Causes of Cystitis
The most common cause of cystitis is infection due to intestinal bacteria, especially in women with a short urethra.
Cystitis is commonly caused by infection from the intestinal bacteria. Women are more prone to these infections due to a short urethra.
Conditions that predispose to cystitis include-
Incomplete evacuation of the bladder, which may cause stagnation of the urine and result in an infection.
Using a urinary catheter. During the change of catheter, small lesions may appear which increases the risk of infection.
An enlarged prostate in men, which prevents complete evacuation of the bladder. Prostatitis (inflammation of the prostate) may also cause similar symptoms.
Sexually activity, especially in women. Unaccustomed and rather prolonged or vigorous sexual activity (honeymoon cystitis) can especially cause the bacteria to enter into the urethra. Germs that are sexually transmitted like herpes, chlamydia and trichomonas are also sometimes responsible.
Insertion of tampons, which slightly raises the chances of the bacteria entering via the urethra.
Use of diaphragms for contraception.
Wiping the bottom from back to front.
Wearing tight trousers.
Lack of the female sex hormones during menopause, which irritates the urinary system, thereby causing cystitis.

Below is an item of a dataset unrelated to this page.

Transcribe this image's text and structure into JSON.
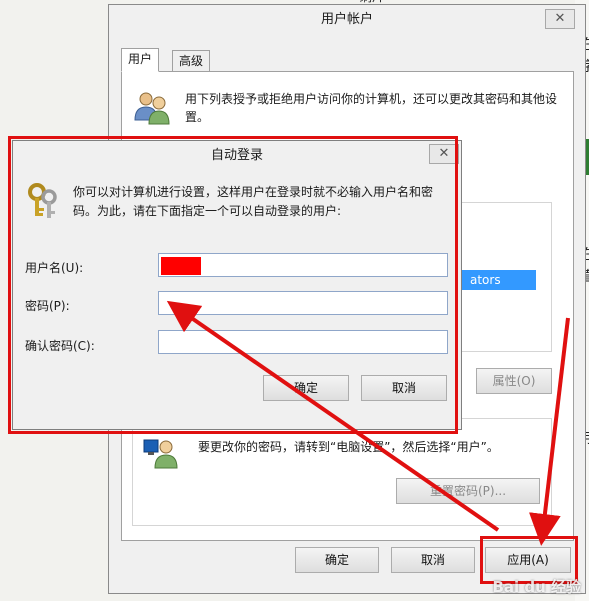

Allergies to toiletries like vaginal deodorants, perfumed soap or talcum powder
Anxiety or depression
Radiotherapy to other pelvic organs